====== Supplied data ======

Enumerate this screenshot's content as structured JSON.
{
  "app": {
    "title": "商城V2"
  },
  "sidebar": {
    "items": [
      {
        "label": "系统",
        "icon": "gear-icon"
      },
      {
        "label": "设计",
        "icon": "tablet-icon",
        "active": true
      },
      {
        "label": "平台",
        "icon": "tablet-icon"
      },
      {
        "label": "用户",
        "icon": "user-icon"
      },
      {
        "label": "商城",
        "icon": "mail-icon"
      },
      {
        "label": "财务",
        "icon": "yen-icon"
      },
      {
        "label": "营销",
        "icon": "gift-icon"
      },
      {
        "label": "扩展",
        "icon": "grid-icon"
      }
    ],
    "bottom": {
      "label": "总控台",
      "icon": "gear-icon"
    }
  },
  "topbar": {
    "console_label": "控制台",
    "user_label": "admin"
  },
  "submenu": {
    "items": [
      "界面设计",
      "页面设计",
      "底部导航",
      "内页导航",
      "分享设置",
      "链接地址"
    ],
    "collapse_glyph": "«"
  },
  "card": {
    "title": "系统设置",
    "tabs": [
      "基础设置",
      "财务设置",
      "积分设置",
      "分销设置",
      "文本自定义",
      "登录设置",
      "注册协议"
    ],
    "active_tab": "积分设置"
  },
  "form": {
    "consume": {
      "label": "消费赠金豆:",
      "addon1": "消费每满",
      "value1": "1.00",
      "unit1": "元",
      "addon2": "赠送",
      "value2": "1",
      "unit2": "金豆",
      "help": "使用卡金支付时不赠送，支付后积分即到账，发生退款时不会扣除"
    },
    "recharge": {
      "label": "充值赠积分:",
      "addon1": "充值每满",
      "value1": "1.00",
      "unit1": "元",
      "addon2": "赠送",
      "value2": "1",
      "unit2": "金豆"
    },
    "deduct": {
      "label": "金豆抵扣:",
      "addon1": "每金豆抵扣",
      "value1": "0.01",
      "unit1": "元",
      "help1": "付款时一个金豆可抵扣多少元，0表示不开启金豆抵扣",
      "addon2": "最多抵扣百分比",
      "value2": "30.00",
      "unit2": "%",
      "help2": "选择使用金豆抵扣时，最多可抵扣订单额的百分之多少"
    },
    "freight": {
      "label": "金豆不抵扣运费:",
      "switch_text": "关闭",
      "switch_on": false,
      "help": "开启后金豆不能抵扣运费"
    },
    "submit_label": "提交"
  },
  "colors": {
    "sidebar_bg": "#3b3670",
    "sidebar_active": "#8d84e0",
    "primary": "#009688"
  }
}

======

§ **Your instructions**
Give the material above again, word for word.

§ **Exercise answer**
Enumerate this screenshot's content as structured JSON.
{
  "app": {
    "title": "商城V2"
  },
  "sidebar": {
    "items": [
      {
        "label": "系统",
        "icon": "gear-icon"
      },
      {
        "label": "设计",
        "icon": "tablet-icon",
        "active": true
      },
      {
        "label": "平台",
        "icon": "tablet-icon"
      },
      {
        "label": "用户",
        "icon": "user-icon"
      },
      {
        "label": "商城",
        "icon": "mail-icon"
      },
      {
        "label": "财务",
        "icon": "yen-icon"
      },
      {
        "label": "营销",
        "icon": "gift-icon"
      },
      {
        "label": "扩展",
        "icon": "grid-icon"
      }
    ],
    "bottom": {
      "label": "总控台",
      "icon": "gear-icon"
    }
  },
  "topbar": {
    "console_label": "控制台",
    "user_label": "admin"
  },
  "submenu": {
    "items": [
      "界面设计",
      "页面设计",
      "底部导航",
      "内页导航",
      "分享设置",
      "链接地址"
    ],
    "collapse_glyph": "«"
  },
  "card": {
    "title": "系统设置",
    "tabs": [
      "基础设置",
      "财务设置",
      "积分设置",
      "分销设置",
      "文本自定义",
      "登录设置",
      "注册协议"
    ],
    "active_tab": "积分设置"
  },
  "form": {
    "consume": {
      "label": "消费赠金豆:",
      "addon1": "消费每满",
      "value1": "1.00",
      "unit1": "元",
      "addon2": "赠送",
      "value2": "1",
      "unit2": "金豆",
      "help": "使用卡金支付时不赠送，支付后积分即到账，发生退款时不会扣除"
    },
    "recharge": {
      "label": "充值赠积分:",
      "addon1": "充值每满",
      "value1": "1.00",
      "unit1": "元",
      "addon2": "赠送",
      "value2": "1",
      "unit2": "金豆"
    },
    "deduct": {
      "label": "金豆抵扣:",
      "addon1": "每金豆抵扣",
      "value1": "0.01",
      "unit1": "元",
      "help1": "付款时一个金豆可抵扣多少元，0表示不开启金豆抵扣",
      "addon2": "最多抵扣百分比",
      "value2": "30.00",
      "unit2": "%",
      "help2": "选择使用金豆抵扣时，最多可抵扣订单额的百分之多少"
    },
    "freight": {
      "label": "金豆不抵扣运费:",
      "switch_text": "关闭",
      "switch_on": false,
      "help": "开启后金豆不能抵扣运费"
    },
    "submit_label": "提交"
  },
  "colors": {
    "sidebar_bg": "#3b3670",
    "sidebar_active": "#8d84e0",
    "primary": "#009688"
  }
}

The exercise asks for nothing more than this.